Five countries in east and southern Africa are witnessing anthrax outbreaks, with more than 1,100 suspected cases and 20 related deaths reported this year, WHO revealed Monday.

Anthrax is a serious bacterial infection caused by Bacillus anthracis that occurs naturally in soil. It typically affects domestic and wild animals. Humans can contract the infection through infected animals or contaminated animal products.

"A total of 1,166 suspected and 37 confirmed cases have been recorded in Kenya, Malawi, Uganda, Zambia and Zimbabwe – where the disease is endemic, with seasonal outbreaks every year," WHO said in a news release.

Zambia is the most affected, with nine of its 10 provinces reporting infections. A total of 684 suspected cases, 25 confirmed cases, and four deaths were reported in the country's largest outbreak since 2011.

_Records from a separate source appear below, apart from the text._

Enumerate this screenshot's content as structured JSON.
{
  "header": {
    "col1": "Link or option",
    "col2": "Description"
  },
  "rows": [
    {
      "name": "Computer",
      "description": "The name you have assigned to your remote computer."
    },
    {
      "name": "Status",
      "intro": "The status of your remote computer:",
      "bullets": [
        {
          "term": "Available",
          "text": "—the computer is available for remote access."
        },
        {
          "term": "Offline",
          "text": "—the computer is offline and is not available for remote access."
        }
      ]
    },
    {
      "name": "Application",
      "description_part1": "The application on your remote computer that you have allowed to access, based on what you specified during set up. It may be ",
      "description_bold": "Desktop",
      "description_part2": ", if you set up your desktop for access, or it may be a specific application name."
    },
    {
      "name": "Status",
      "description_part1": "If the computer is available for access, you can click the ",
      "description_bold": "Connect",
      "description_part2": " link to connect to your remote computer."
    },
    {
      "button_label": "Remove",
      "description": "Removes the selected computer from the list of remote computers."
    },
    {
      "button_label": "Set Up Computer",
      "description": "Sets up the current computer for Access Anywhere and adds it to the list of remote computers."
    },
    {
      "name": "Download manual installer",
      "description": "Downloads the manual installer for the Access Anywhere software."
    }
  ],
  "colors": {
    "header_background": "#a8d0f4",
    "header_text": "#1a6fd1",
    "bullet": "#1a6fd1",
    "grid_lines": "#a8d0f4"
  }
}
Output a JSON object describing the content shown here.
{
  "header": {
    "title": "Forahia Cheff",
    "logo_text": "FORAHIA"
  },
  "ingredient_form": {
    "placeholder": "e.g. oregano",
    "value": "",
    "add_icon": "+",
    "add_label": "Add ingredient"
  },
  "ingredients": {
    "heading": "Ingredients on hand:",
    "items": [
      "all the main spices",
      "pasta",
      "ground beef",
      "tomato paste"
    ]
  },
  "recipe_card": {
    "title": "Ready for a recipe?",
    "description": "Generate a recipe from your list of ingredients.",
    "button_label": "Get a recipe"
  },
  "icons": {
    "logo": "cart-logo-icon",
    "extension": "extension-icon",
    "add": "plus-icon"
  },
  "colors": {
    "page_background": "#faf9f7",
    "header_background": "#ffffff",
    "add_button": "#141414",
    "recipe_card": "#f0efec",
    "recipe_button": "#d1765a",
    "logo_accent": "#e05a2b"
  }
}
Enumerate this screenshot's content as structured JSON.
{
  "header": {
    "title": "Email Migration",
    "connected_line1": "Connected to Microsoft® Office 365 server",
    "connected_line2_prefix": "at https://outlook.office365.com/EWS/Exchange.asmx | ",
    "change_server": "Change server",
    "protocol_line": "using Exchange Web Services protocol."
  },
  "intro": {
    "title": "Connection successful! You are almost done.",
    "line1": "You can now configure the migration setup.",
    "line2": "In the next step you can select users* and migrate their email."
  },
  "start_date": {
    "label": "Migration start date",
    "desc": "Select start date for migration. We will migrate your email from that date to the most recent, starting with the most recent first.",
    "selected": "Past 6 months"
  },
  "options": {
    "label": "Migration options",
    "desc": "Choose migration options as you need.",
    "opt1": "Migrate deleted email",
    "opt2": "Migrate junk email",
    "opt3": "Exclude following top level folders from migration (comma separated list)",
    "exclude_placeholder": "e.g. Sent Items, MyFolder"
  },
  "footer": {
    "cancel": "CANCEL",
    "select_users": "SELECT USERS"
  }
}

The pattern of occurrence and deaths from anthrax infection has affected each country differently. In Kenya, three deaths were reported this year in comparison to zero fatalities last year. In Malawi, where the disease is endemic in animals, the first ever human case was reported this year. Human anthrax cases have also been reported in Uganda, where fatality spiked (from two last year to 13) this year. Officials attribute the high case fatality ratio to late reporting to health facilities. In Zimbabwe, every year since 2019, human cases have been reported, emphasizing the need for stronger preventive measures in the country, officials said.

"The outbreaks are likely being driven by multiple factors, including climatic shocks, food insecurity, low-risk perception, and exposure to the disease through handling the meat of infected animals," the news release read.

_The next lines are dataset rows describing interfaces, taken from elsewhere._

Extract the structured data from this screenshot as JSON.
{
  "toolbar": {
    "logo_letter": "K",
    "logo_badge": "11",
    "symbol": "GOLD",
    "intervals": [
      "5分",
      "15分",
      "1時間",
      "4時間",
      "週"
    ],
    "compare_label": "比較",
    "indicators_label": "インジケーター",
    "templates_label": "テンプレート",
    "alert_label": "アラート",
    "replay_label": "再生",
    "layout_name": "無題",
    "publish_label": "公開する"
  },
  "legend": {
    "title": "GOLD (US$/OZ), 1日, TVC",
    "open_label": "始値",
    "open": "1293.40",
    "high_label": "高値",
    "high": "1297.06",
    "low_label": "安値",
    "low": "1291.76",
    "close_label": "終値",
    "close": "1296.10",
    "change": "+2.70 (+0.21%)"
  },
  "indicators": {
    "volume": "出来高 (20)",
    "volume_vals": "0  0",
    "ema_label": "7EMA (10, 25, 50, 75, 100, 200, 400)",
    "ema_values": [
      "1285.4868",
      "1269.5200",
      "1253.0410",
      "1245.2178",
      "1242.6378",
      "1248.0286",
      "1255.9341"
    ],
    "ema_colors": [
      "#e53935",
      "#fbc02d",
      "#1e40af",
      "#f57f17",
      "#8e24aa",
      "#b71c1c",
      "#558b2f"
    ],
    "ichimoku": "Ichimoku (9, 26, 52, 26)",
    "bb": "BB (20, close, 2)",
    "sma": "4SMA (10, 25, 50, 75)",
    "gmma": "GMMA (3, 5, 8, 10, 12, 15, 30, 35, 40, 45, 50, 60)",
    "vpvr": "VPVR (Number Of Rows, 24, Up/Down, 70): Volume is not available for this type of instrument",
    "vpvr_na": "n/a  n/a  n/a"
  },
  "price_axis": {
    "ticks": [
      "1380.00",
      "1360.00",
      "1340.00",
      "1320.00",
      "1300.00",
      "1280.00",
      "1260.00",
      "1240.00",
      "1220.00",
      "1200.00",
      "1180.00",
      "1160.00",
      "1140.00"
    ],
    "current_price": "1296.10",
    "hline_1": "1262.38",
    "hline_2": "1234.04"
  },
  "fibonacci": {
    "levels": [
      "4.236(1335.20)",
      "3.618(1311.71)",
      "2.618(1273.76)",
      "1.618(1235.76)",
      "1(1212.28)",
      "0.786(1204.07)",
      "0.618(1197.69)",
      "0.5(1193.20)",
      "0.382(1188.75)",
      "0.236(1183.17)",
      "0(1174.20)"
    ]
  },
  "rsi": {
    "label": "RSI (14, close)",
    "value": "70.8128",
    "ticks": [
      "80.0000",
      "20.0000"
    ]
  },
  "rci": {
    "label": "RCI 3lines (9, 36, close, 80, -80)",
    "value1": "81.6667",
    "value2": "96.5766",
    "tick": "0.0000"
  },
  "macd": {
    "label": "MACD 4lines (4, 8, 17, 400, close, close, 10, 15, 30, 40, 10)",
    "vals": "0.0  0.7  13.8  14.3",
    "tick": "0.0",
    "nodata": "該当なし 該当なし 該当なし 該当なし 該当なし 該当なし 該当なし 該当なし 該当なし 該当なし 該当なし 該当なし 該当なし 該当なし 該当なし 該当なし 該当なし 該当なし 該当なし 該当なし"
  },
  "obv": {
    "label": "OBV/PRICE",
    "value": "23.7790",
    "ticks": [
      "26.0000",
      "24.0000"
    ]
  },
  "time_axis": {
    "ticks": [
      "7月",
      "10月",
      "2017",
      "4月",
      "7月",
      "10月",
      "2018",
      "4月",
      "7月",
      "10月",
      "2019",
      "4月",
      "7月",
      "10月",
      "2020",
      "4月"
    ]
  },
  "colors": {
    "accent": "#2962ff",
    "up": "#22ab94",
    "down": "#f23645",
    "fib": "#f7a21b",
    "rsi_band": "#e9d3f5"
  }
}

"To end these outbreaks we must break the cycle of infection by first preventing the disease in animals. We are supporting the ongoing national outbreak control efforts by providing expertise as well as reinforcing collaboration with partner agencies for a common approach to safeguard human and animal health," said Dr. Matshidiso Moeti, WHO regional director for Africa.

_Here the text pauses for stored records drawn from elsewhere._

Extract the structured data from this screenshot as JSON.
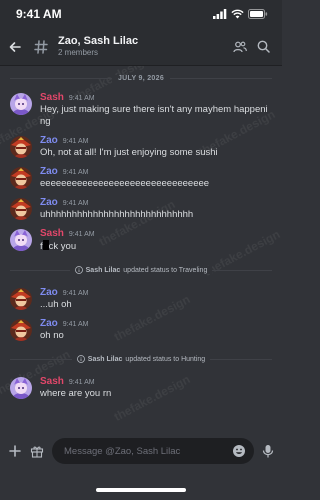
{
  "status_bar": {
    "time": "9:41 AM"
  },
  "header": {
    "title": "Zao, Sash Lilac",
    "subtitle": "2 members"
  },
  "date_divider": "JULY 9, 2026",
  "messages": [
    {
      "author": "Sash",
      "time": "9:41 AM",
      "text": "Hey, just making sure there isn't any mayhem happening"
    },
    {
      "author": "Zao",
      "time": "9:41 AM",
      "text": "Oh, not at all! I'm just enjoying some sushi"
    },
    {
      "author": "Zao",
      "time": "9:41 AM",
      "text": "eeeeeeeeeeeeeeeeeeeeeeeeeeeeeeee"
    },
    {
      "author": "Zao",
      "time": "9:41 AM",
      "text": "uhhhhhhhhhhhhhhhhhhhhhhhhhhhh"
    },
    {
      "author": "Sash",
      "time": "9:41 AM",
      "text_prefix": "f",
      "text_suffix": "ck you"
    },
    {
      "author": "Zao",
      "time": "9:41 AM",
      "text": "...uh oh"
    },
    {
      "author": "Zao",
      "time": "9:41 AM",
      "text": "oh no"
    },
    {
      "author": "Sash",
      "time": "9:41 AM",
      "text": "where are you rn"
    }
  ],
  "system_events": [
    {
      "name": "Sash Lilac",
      "text": "updated status to Traveling"
    },
    {
      "name": "Sash Lilac",
      "text": "updated status to Hunting"
    }
  ],
  "composer": {
    "placeholder": "Message @Zao, Sash Lilac"
  },
  "watermark": {
    "brand": "thefake.design",
    "tag": "PREVIEW"
  },
  "colors": {
    "background": "#313338",
    "sash_name": "#e2476a",
    "zao_name": "#7f8cf0",
    "input_bg": "#1e1f22"
  },
  "icons": [
    "back-arrow-icon",
    "hash-icon",
    "members-icon",
    "search-icon",
    "plus-icon",
    "gift-icon",
    "emoji-icon",
    "microphone-icon",
    "signal-icon",
    "wifi-icon",
    "battery-icon"
  ]
}
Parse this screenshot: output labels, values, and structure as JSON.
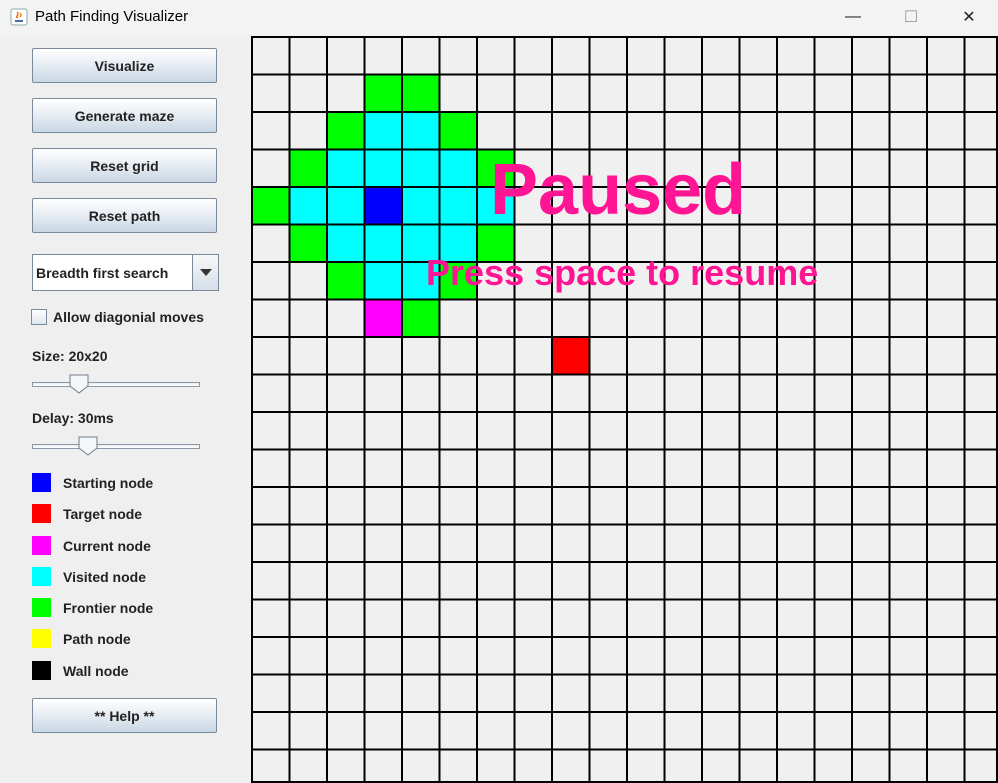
{
  "window": {
    "title": "Path Finding Visualizer",
    "minimize": "—",
    "maximize": "☐",
    "close": "✕"
  },
  "buttons": {
    "visualize": "Visualize",
    "generate_maze": "Generate maze",
    "reset_grid": "Reset grid",
    "reset_path": "Reset path",
    "help": "** Help **"
  },
  "algorithm": {
    "selected": "Breadth first search"
  },
  "diagonal": {
    "label": "Allow diagonial moves",
    "checked": false
  },
  "size": {
    "label": "Size: 20x20",
    "value": 20,
    "fraction": 0.25
  },
  "delay": {
    "label": "Delay: 30ms",
    "value_ms": 30,
    "fraction": 0.31
  },
  "legend": [
    {
      "label": "Starting node",
      "color": "#0000ff"
    },
    {
      "label": "Target node",
      "color": "#ff0000"
    },
    {
      "label": "Current node",
      "color": "#ff00ff"
    },
    {
      "label": "Visited node",
      "color": "#00ffff"
    },
    {
      "label": "Frontier node",
      "color": "#00ff00"
    },
    {
      "label": "Path node",
      "color": "#ffff00"
    },
    {
      "label": "Wall node",
      "color": "#000000"
    }
  ],
  "grid": {
    "rows": 20,
    "cols": 20,
    "colors": {
      "start": "#0000ff",
      "target": "#ff0000",
      "current": "#ff00ff",
      "visited": "#00ffff",
      "frontier": "#00ff00",
      "empty": "#f0f0f0"
    },
    "start": [
      4,
      3
    ],
    "target": [
      8,
      8
    ],
    "current": [
      [
        7,
        3
      ]
    ],
    "visited": [
      [
        2,
        3
      ],
      [
        2,
        4
      ],
      [
        3,
        2
      ],
      [
        3,
        3
      ],
      [
        3,
        4
      ],
      [
        3,
        5
      ],
      [
        4,
        1
      ],
      [
        4,
        2
      ],
      [
        4,
        4
      ],
      [
        4,
        5
      ],
      [
        4,
        6
      ],
      [
        5,
        2
      ],
      [
        5,
        3
      ],
      [
        5,
        4
      ],
      [
        5,
        5
      ],
      [
        6,
        3
      ],
      [
        6,
        4
      ]
    ],
    "frontier": [
      [
        1,
        3
      ],
      [
        1,
        4
      ],
      [
        2,
        2
      ],
      [
        2,
        5
      ],
      [
        3,
        1
      ],
      [
        3,
        6
      ],
      [
        4,
        0
      ],
      [
        5,
        1
      ],
      [
        5,
        6
      ],
      [
        6,
        2
      ],
      [
        6,
        5
      ],
      [
        7,
        4
      ]
    ]
  },
  "overlay": {
    "paused": "Paused",
    "resume_hint": "Press space to resume"
  }
}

Signs of anthrax infection

Symptoms of anthrax depend on the type of infection. People with cutaneous anthrax may have symptoms such as painless sores, small blisters or bumps and swelling around it, while those with inhalation anthrax may develop fever, chills, shortness of breath, cough, headache and confusion. For gastrointestinal anthrax, people may develop nausea, vomiting, diarrhea, fever, chills, stomach pain and swelling of the abdomen. The symptoms of injection anthrax are similar to those of cutaneous anthrax, but the former is harder to treat and spreads faster.

Risk factors

Anthrax typically does not spread from person to person. However, such type of transmission has been reported rarely in cases of cutaneous anthrax, where discharges from skin lesions can be infectious.

People who handle livestock and animal products are at an increased risk of exposure. Mail handlers, response workers and military personnel may get exposed to the bacteria when they are used for bioterrorist attacks.

The bacteria that cause anthrax are common in agricultural regions of Central and South America, Sub-Saharan Africa, Central and southwestern Asia, Southern and Eastern Europe, and the Caribbean. Travelers who visit the areas can contract the infection from undercooked meat or while handling infected animals.


There is a vaccine for preventing anthrax, but it is advised only for people who are at high risk of exposure, such as some members of the military and laboratory workers.

Travelers who visit areas known to have outbreaks in animals are advised not to eat raw or undercooked meat and avoid contact with livestock, animal products and animal carcasses.

Imported animal hides are also a source of anthrax transmission as they may contain anthrax spores. Using animal hides from the U.S. and those with an international veterinary certificate showing appropriate government inspection will help prevent transmission.